Fortunately, Modern has yet to replace Legacy on the SCG circuit and WoTC’s willingness to drop the banhammer when any deck becomes too prevalent will continue to be a hinderance to it’s growth.
Lie #4: SCG Manipulates Prices
While this one is partially true, the basic laws of supply/demand would prove them wrong most of the time if it were always true.
The reason I say partially, is because while the prices of many cards have suddenly gone up as SCG aggressively bought them (Zendikar fetchlands, Force of Will, Wasteland, and most recently Dark Confidant/Tarmogoyf), if demand did not exist for the cards at the new SCG prices, then SCG would just have a stockpile of cards they paid a lot of money for and no income on said cards.
You can see when their buying has been too aggressive when the cards drop back down after the initial spike. More often than not you’ll see them go on sale a few months later for their pre-spike price or you’ll see the number in stock not change for awhile.
Lie #5: I should always get maximum value out of my cards.
This one’s more of a half-truth. While you don’t want to discount your trades and lose money when you don’t have to, it’s critical to compare what you’re trading for. If you think what you’re trading might go up $5 in the next month, but what you’re trading for should go up by $15, losing $2 in value to secure the new stock is a worthwhile “loss”.
For example, my very last trade of GP Vegas:
1x Dark Confidant (German) (NM)
Right now, this looks like an amazing trade for me, but at the exact time of the trade I had to let my Rugged Prairie go for about $3 less than I would have liked. I did so because I’d seen dealers selling Dark Confidants at $80 and the guy’s binder had nothing in it that was under $20.
This is part of the fun and challenge of trading. Comparing Current Price to Current Price is one level, but as a speculator we often want to also look at Future Price vs. Future Price as well. After all, if I can trade three $10 cards for three other $10 cards, except I think the cards I’m picking up will be $15 in the future and the ones I’m trading away will still be $10 each, then that’s a solid trade.

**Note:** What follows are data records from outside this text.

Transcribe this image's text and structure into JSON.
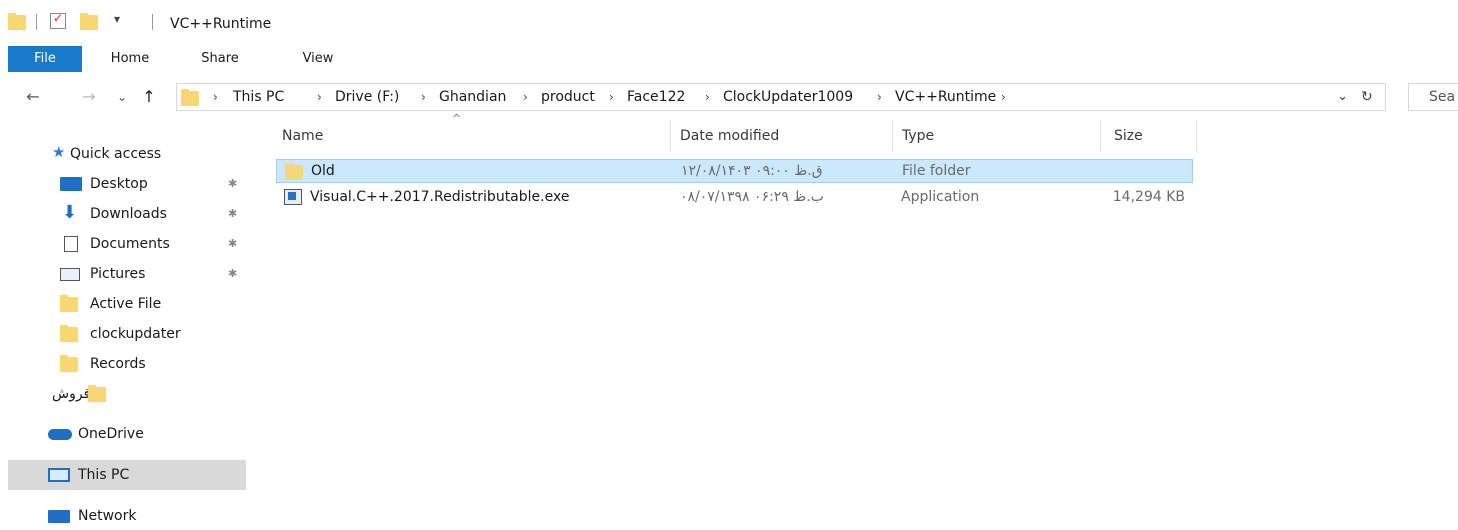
{
  "window": {
    "title": "VC++Runtime"
  },
  "ribbon": {
    "tabs": [
      {
        "label": "File"
      },
      {
        "label": "Home"
      },
      {
        "label": "Share"
      },
      {
        "label": "View"
      }
    ],
    "dropdown_glyph": "▾"
  },
  "nav_buttons": {
    "back": "←",
    "forward": "→",
    "recent": "⌄",
    "up": "↑"
  },
  "breadcrumb": {
    "items": [
      {
        "label": "This PC"
      },
      {
        "label": "Drive (F:)"
      },
      {
        "label": "Ghandian"
      },
      {
        "label": "product"
      },
      {
        "label": "Face122"
      },
      {
        "label": "ClockUpdater1009"
      },
      {
        "label": "VC++Runtime"
      }
    ],
    "separator": "›",
    "dropdown_glyph": "⌄",
    "refresh_glyph": "↻"
  },
  "search": {
    "text": "Sea"
  },
  "sidebar": {
    "items": [
      {
        "label": "Quick access",
        "icon": "star-icon",
        "pinned": false
      },
      {
        "label": "Desktop",
        "icon": "desktop-icon",
        "pinned": true
      },
      {
        "label": "Downloads",
        "icon": "download-icon",
        "pinned": true
      },
      {
        "label": "Documents",
        "icon": "document-icon",
        "pinned": true
      },
      {
        "label": "Pictures",
        "icon": "pictures-icon",
        "pinned": true
      },
      {
        "label": "Active File",
        "icon": "folder-icon",
        "pinned": false
      },
      {
        "label": "clockupdater",
        "icon": "folder-icon",
        "pinned": false
      },
      {
        "label": "Records",
        "icon": "folder-icon",
        "pinned": false
      },
      {
        "label": "فروش",
        "icon": "folder-icon",
        "pinned": false
      },
      {
        "label": "OneDrive",
        "icon": "cloud-icon",
        "pinned": false
      },
      {
        "label": "This PC",
        "icon": "computer-icon",
        "pinned": false,
        "selected": true
      },
      {
        "label": "Network",
        "icon": "network-icon",
        "pinned": false
      }
    ],
    "pin_glyph": "📌"
  },
  "file_list": {
    "columns": [
      {
        "label": "Name"
      },
      {
        "label": "Date modified"
      },
      {
        "label": "Type"
      },
      {
        "label": "Size"
      }
    ],
    "sort_glyph": "^",
    "rows": [
      {
        "name": "Old",
        "date": "۱۲/۰۸/۱۴۰۳ ق.ظ ۰۹:۰۰",
        "type": "File folder",
        "size": "",
        "icon": "folder-icon",
        "selected": true
      },
      {
        "name": "Visual.C++.2017.Redistributable.exe",
        "date": "۰۸/۰۷/۱۳۹۸ ب.ظ ۰۶:۲۹",
        "type": "Application",
        "size": "14,294 KB",
        "icon": "installer-icon",
        "selected": false
      }
    ]
  },
  "colors": {
    "accent": "#1979ca",
    "folder": "#f8d775",
    "selection": "#cce8ff",
    "nav_selected": "#d9d9d9"
  }
}
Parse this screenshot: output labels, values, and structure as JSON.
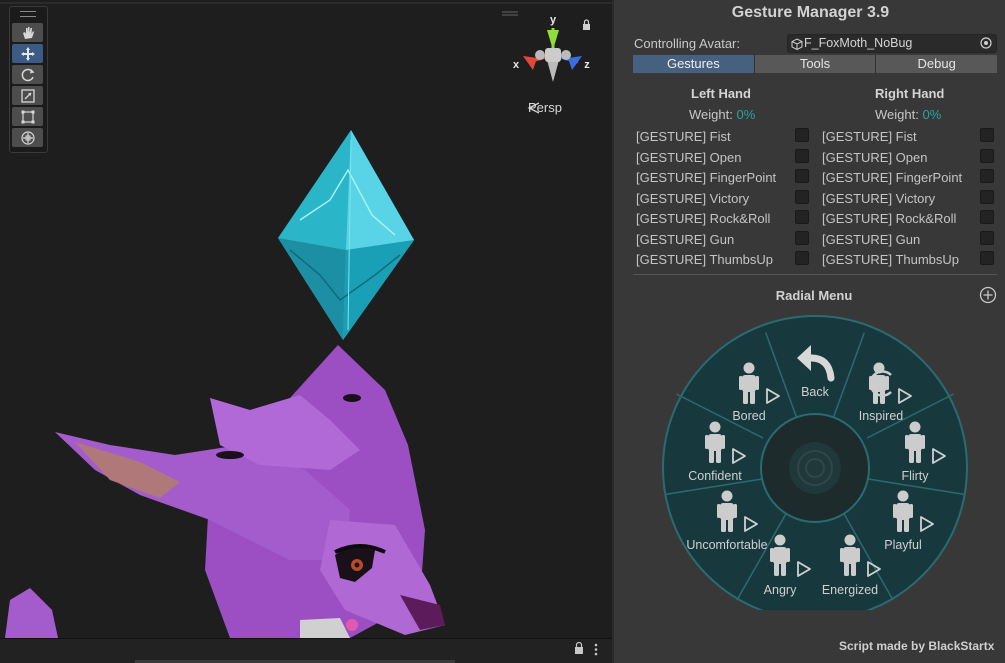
{
  "scene": {
    "view_mode": "Persp",
    "gizmo": {
      "y": "y",
      "x": "x",
      "z": "z"
    },
    "tools": [
      {
        "name": "hand-tool-icon"
      },
      {
        "name": "move-tool-icon"
      },
      {
        "name": "rotate-tool-icon"
      },
      {
        "name": "scale-tool-icon"
      },
      {
        "name": "rect-tool-icon"
      },
      {
        "name": "transform-tool-icon"
      }
    ]
  },
  "panel": {
    "title": "Gesture Manager 3.9",
    "avatar_label": "Controlling Avatar:",
    "avatar_value": "F_FoxMoth_NoBug",
    "tabs": [
      "Gestures",
      "Tools",
      "Debug"
    ],
    "left": {
      "title": "Left Hand",
      "weight_label": "Weight:",
      "weight_value": "0%"
    },
    "right": {
      "title": "Right Hand",
      "weight_label": "Weight:",
      "weight_value": "0%"
    },
    "gestures": [
      "[GESTURE] Fist",
      "[GESTURE] Open",
      "[GESTURE] FingerPoint",
      "[GESTURE] Victory",
      "[GESTURE] Rock&Roll",
      "[GESTURE] Gun",
      "[GESTURE] ThumbsUp"
    ],
    "radial_title": "Radial Menu",
    "radial_items": [
      "Back",
      "Inspired",
      "Flirty",
      "Playful",
      "Energized",
      "Angry",
      "Uncomfortable",
      "Confident",
      "Bored"
    ],
    "credit": "Script made by BlackStartx",
    "colors": {
      "accent": "#2aa39e",
      "tab_active": "#46607f",
      "radial_bg": "#17393d"
    }
  }
}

It’s important to note that the price of Chord has risen drastically in the last day or two, so this trade may ultimately end up a wash.
Lie #6: Foils are worth double the regular price.
This is the multiplier everyone uses when people trade for foils. Many times it’s pretty accurate, however, for some of the older foils or chase foils it’s quite wrong.
If you have some rarer foils and someone shows interest, it’s perfectly fine to say “I honestly don’t know foils that well, let me look it up” rather than jump to “well the regular is $5 so…$10?” You could be cheating yourself out of quite a lot of value and I personally believe a lot of sharks target foils specifically because so many people jump to the 2x multiplier without thinking about it.
Here are some examples to show you the kinds of multipliers that exist (@ TCG Mid):
Daze (non-foil): $2.99
Daze (foil): $66.35
Multiplier: x 22.19
Thalia, Guardian of Thraben (non-foil): $2.49
Thalia, Guardian of Thraben (foil): $17.50
Multiplier: x 7.02
Geist of Saint Traft (non-foil): $22.31
Geist of Saint Traft (foil): $54.66
Multiplier: x 2.45